Key findings: There has been a decline in students taking the Initial Professional Education of Teachers (IPET) qualifications indicating an estimate of 9 000 graduates of whom at least about 3 000 may already be practising educators in 2004. Sources other than newly qualified educators could enter the teaching profession, including educators on leave and unemployed or temporary educators. Trends from labour force surveys show that the number of those unemployed who are qualified in education has declined significantly. In other words, the educator pool is decreasing and therefore the employment of educators depends more on the availability of newly qualified educators.
There has been a decline in students taking the Initial Professional Education of Teachers (IPET) qualifications, namely the undergraduate Bachelor of Education (BEd) and the Postgraduate Certificate in Education (PGCE). Self-reported data from the Deans’ Forum in 2004 indicated that education institutions are producing at best approximately 9 000 graduates of whom at least about 3 000 may already be practising educators.
The majority of students who are currently studying initial professional teacher education programmes (IPET) are studying through distance education at Unisa. This is in terms of self-reported data to the Deans’ Forum (2004). The profile of these students in terms of race and status of employment is important. The majority of these students are white female education graduates and probably many of these are already practising educators (see Table 1).
Table 1: Pre-service teacher education and postgraduate certificate in education (PGCE) (degree count as on 04 June 2004), University of South Africa (Unisa)
Source: Ministerial Committee on Teacher Education (2005)
The decline in enrolment is significant among black Africans. Improved career opportunities for black applicants have not only reduced the number of applicants who enter the education sector, but have also had an impact on the supply of educators because even the small pool of education graduates may not necessarily end up teaching.
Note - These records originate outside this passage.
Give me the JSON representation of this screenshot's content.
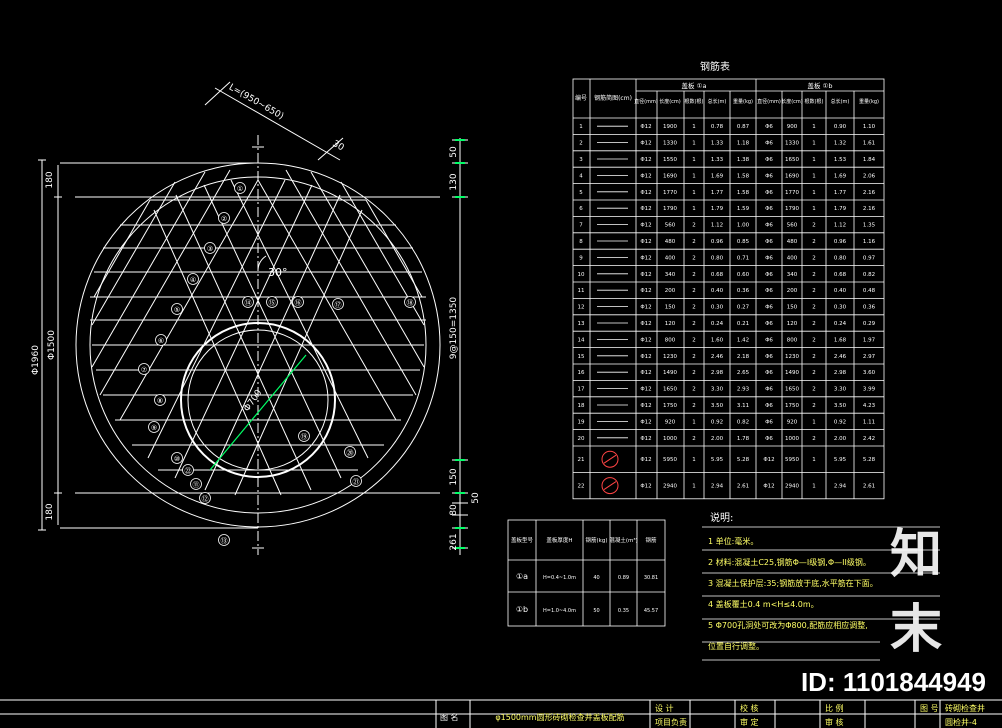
{
  "drawing": {
    "title": "φ1500mm圆形砖砌检查井盖板配筋",
    "table_title": "钢筋表",
    "cover_head_a": "盖板 ①a",
    "cover_head_b": "盖板 ①b",
    "col_no": "编号",
    "col_shape": "钢筋简图(cm)",
    "sub_cols": [
      "直径(mm)",
      "长度(cm)",
      "根数(根)",
      "总长(m)",
      "重量(kg)"
    ],
    "rows": [
      [
        "1",
        "Φ12",
        "1900",
        "1",
        "0.78",
        "0.87",
        "Φ6",
        "900",
        "1",
        "0.90",
        "1.10"
      ],
      [
        "2",
        "Φ12",
        "1330",
        "1",
        "1.33",
        "1.18",
        "Φ6",
        "1330",
        "1",
        "1.32",
        "1.61"
      ],
      [
        "3",
        "Φ12",
        "1550",
        "1",
        "1.33",
        "1.38",
        "Φ6",
        "1650",
        "1",
        "1.53",
        "1.84"
      ],
      [
        "4",
        "Φ12",
        "1690",
        "1",
        "1.69",
        "1.58",
        "Φ6",
        "1690",
        "1",
        "1.69",
        "2.06"
      ],
      [
        "5",
        "Φ12",
        "1770",
        "1",
        "1.77",
        "1.58",
        "Φ6",
        "1770",
        "1",
        "1.77",
        "2.16"
      ],
      [
        "6",
        "Φ12",
        "1790",
        "1",
        "1.79",
        "1.59",
        "Φ6",
        "1790",
        "1",
        "1.79",
        "2.16"
      ],
      [
        "7",
        "Φ12",
        "560",
        "2",
        "1.12",
        "1.00",
        "Φ6",
        "560",
        "2",
        "1.12",
        "1.35"
      ],
      [
        "8",
        "Φ12",
        "480",
        "2",
        "0.96",
        "0.85",
        "Φ6",
        "480",
        "2",
        "0.96",
        "1.16"
      ],
      [
        "9",
        "Φ12",
        "400",
        "2",
        "0.80",
        "0.71",
        "Φ6",
        "400",
        "2",
        "0.80",
        "0.97"
      ],
      [
        "10",
        "Φ12",
        "340",
        "2",
        "0.68",
        "0.60",
        "Φ6",
        "340",
        "2",
        "0.68",
        "0.82"
      ],
      [
        "11",
        "Φ12",
        "200",
        "2",
        "0.40",
        "0.36",
        "Φ6",
        "200",
        "2",
        "0.40",
        "0.48"
      ],
      [
        "12",
        "Φ12",
        "150",
        "2",
        "0.30",
        "0.27",
        "Φ6",
        "150",
        "2",
        "0.30",
        "0.36"
      ],
      [
        "13",
        "Φ12",
        "120",
        "2",
        "0.24",
        "0.21",
        "Φ6",
        "120",
        "2",
        "0.24",
        "0.29"
      ],
      [
        "14",
        "Φ12",
        "800",
        "2",
        "1.60",
        "1.42",
        "Φ6",
        "800",
        "2",
        "1.68",
        "1.97"
      ],
      [
        "15",
        "Φ12",
        "1230",
        "2",
        "2.46",
        "2.18",
        "Φ6",
        "1230",
        "2",
        "2.46",
        "2.97"
      ],
      [
        "16",
        "Φ12",
        "1490",
        "2",
        "2.98",
        "2.65",
        "Φ6",
        "1490",
        "2",
        "2.98",
        "3.60"
      ],
      [
        "17",
        "Φ12",
        "1650",
        "2",
        "3.30",
        "2.93",
        "Φ6",
        "1650",
        "2",
        "3.30",
        "3.99"
      ],
      [
        "18",
        "Φ12",
        "1750",
        "2",
        "3.50",
        "3.11",
        "Φ6",
        "1750",
        "2",
        "3.50",
        "4.23"
      ],
      [
        "19",
        "Φ12",
        "920",
        "1",
        "0.92",
        "0.82",
        "Φ6",
        "920",
        "1",
        "0.92",
        "1.11"
      ],
      [
        "20",
        "Φ12",
        "1000",
        "2",
        "2.00",
        "1.78",
        "Φ6",
        "1000",
        "2",
        "2.00",
        "2.42"
      ],
      [
        "21",
        "Φ12",
        "5950",
        "1",
        "5.95",
        "5.28",
        "Φ12",
        "5950",
        "1",
        "5.95",
        "5.28"
      ],
      [
        "22",
        "Φ12",
        "2940",
        "1",
        "2.94",
        "2.61",
        "Φ12",
        "2940",
        "1",
        "2.94",
        "2.61"
      ]
    ],
    "qty_headers": [
      "盖板型号",
      "盖板厚度H",
      "钢筋(kg)",
      "混凝土(m³)",
      "钢筋"
    ],
    "qty_rows": [
      [
        "①a",
        "H=0.4~1.0m",
        "40",
        "0.89",
        "30.81"
      ],
      [
        "①b",
        "H=1.0~4.0m",
        "50",
        "0.35",
        "45.57"
      ]
    ],
    "notes_title": "说明:",
    "notes": [
      "1  单位:毫米。",
      "2  材料:混凝土C25,钢筋Φ—I级钢,Φ—II级钢。",
      "3  混凝土保护层:35;钢筋放于底,水平筋在下面。",
      "4  盖板覆土0.4 m<H≤4.0m。",
      "5  Φ700孔洞处可改为Φ800,配筋应相应调整,",
      "   位置自行调整。"
    ],
    "dims": {
      "d_outer": "Φ1960",
      "d_inner": "Φ1500",
      "d_hole": "Φ700",
      "angle": "30°",
      "spacing": "9@150=1350",
      "slope_dim": "L=(950~650)",
      "d_180_top": "180",
      "d_180_bot": "180",
      "d50_top": "50",
      "d130": "130",
      "d150": "150",
      "d50_bot": "50",
      "d80": "80",
      "d261": "261",
      "d30": "30"
    },
    "rebar_labels": [
      "①",
      "②",
      "③",
      "④",
      "⑤",
      "⑥",
      "⑦",
      "⑧",
      "⑨",
      "⑩",
      "⑪",
      "⑫",
      "⑬",
      "⑭",
      "⑮",
      "⑯",
      "⑰",
      "⑱",
      "⑲",
      "⑳",
      "㉑",
      "㉒"
    ],
    "title_block": {
      "label_title": "图 名",
      "designer": "设 计",
      "checker": "校 核",
      "reviewer": "审 核",
      "project": "项目负责",
      "approve": "审 定",
      "scale": "比 例",
      "drawing_no_label": "图 号",
      "drawing_no": "圆检井-4",
      "unit_label": "砖砌检查井"
    },
    "watermark": "知末",
    "id_text": "ID: 1101844949"
  }
}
They are likely to seek employment in other fields where their teaching skills are valued, such as in training-related careers or marketing.
It was also found that the older patterns of oversupply in urban schools and undersupply in rural schools have persisted and newly trained educators have difficulty in finding posts (even in rural schools).
It is difficult to assess what proportion of newly qualified educators enters the teaching profession. Some local tracer surveys conducted at different times suggest that a minority of educators actually do not enter the teaching profession. Based on the Educator School Survey, the student educator survey and local tracer studies, it appears that educators seem to have been trained sufficiently in key learning areas of mathematics, natural sciences and technology but may not always be teaching in these key areas. However, self-reported data on learning areas currently taught and trained in may be biased. We were not able to access more accurate data on qualifications of educators employed and needed.
Unqualified and underqualified educators
In 2000, 76 839 (22%) educators were considered unqualified or under-qualified, which is a decrease from 122 459 (36%) in 1994. In the 2004 School Educator Survey, the percentage of unqualified or under-qualified educators further declined to 8.3%; this was higher in primary (11.1%) than in secondary (2.8%) schools; higher in rural (9.0%) than in urban schools (7.5%); higher among coloured (13.8%) than white (2.2%) educators, and more than 10% in North West, Free State, Northern and Western Cape Provinces.
The pool of educators
Sources other than newly qualified educators could enter the teaching profession, including educators on leave and unemployed or temporary educators. Data from PERSAL, the government’s payroll system, show that the number of temporary or contract educators among employed educators has significantly declined over the past five years. Trends from labour force surveys show that the number of those unemployed who are qualified in education has declined significantly. PERSAL data show that the employment of older educators (35 years and above) has dropped from 56% in 1998/99 to 31% in 2002/03, indicating that fewer educators from an educator pool (returning to teaching) and more newly qualified educators (being less than 35 years) are being employed. In other words, the educator pool is decreasing and therefore the employment of educators depends more on the availability of newly qualified educators.
A Department of Education (DoE) survey showed a current figure of 11 000 unemployed educators, of which a significant number trained before the introduction of the Revised National Curriculum Statement (RNCS). These educators will have to attend training courses to acquaint them with the new curriculum.
Looking at international migration, there are more educators leaving the country than coming into South Africa since 1999. Overall, the net loss of educators increased to almost 1 800 in 2003 (see Figure 1). When looking at the internal mobility of educators, the Educator School Survey (Shisana et al. 2005) found that mobility and deployment to rural areas is associated with higher HIV prevalence.
Figure 1: Trend in estimated net migration of educators